And while we had this impressive cross-section of voices in DC, the action was still happening across the country (and abroad!):
- Young people working with the Maryland Student Climate Coalition and Chesapeake Climate Action Network led a No Coal Rally in Baltimore to oppose proposed transmission lines from West Virginia into their state. What would be carried on those transmissions lines? You guessed it, coal power. Check out this great video they produced and keep a special eye out for youth voices Zainab and Zoe.
- Students from across Connecticut hit up the office of Senator Lieberman this past Friday to deliver two very important messages: as a chief architect of climate legislation, he must ensure that the authority of the EPA is not gutted and that his state maintains clean and healthy air, and that our targets and timelines must be in-line with what science demands and lead us to 350 ppm. Check out their boldness in the above video.

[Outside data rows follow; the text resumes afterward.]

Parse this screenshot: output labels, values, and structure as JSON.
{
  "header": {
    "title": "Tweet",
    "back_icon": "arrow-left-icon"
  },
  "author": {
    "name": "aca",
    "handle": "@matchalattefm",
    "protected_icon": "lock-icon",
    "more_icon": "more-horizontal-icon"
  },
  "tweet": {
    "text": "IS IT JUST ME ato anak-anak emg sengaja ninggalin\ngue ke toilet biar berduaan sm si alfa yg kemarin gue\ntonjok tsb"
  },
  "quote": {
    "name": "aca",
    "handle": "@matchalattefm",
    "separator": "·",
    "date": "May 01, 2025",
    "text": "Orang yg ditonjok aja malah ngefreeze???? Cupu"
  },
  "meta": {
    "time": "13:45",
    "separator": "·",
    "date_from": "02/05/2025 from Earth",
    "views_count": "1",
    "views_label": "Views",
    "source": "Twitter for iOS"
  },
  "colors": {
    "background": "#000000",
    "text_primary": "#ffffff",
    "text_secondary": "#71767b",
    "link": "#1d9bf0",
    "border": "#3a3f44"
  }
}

- At University of Missouri, students wasted no time in protesting anti-climate statements by their President Gary Forsee, immediately taking to the streets calling for clean energy and their President to not issue statements not reflective of the students or university. Chants of "Forsee has no foresight" could be heard around campus!
And this is only the beginning: Kentucky Students held a coordinated day of action to move their campuses beyond coal, the Leadership Campaign continues to build in Massachussets, young people in the NW aren't letting up against natural gas - this is the story of our movement: ever expanding, relentless, and everywhere.
I went to the White House today, as one of 150 youth climate leaders invited to take part in the Clean Energy Forum.
Let me repeat that: youth activists were invited to discuss climate policy with 4 cabinet secretaries. This is not the same movement it was two years ago, and I think the changes have been overwhelmingly positive.
A little more than two years ago, a nervous and exuberant Energy Action Coalition gathered 5,000+ youth in DC for Powershift07. Van Jones said, ‘remember, remember, the 5th of November...’ and we raised some eyebrows in DC. But mostly, we sparked the feeling of a movement in a whole new circle of leaders: young people who went home with a sense of urgency and a sense of the plan.
Two years later, a huge youth election campaign, another Powershift, 100 coal plant permits denied and a lot of green jobs created, a small selection of an amazing movement of people were welcomed to the White House as partners in crafting the clean energy future WE want to see.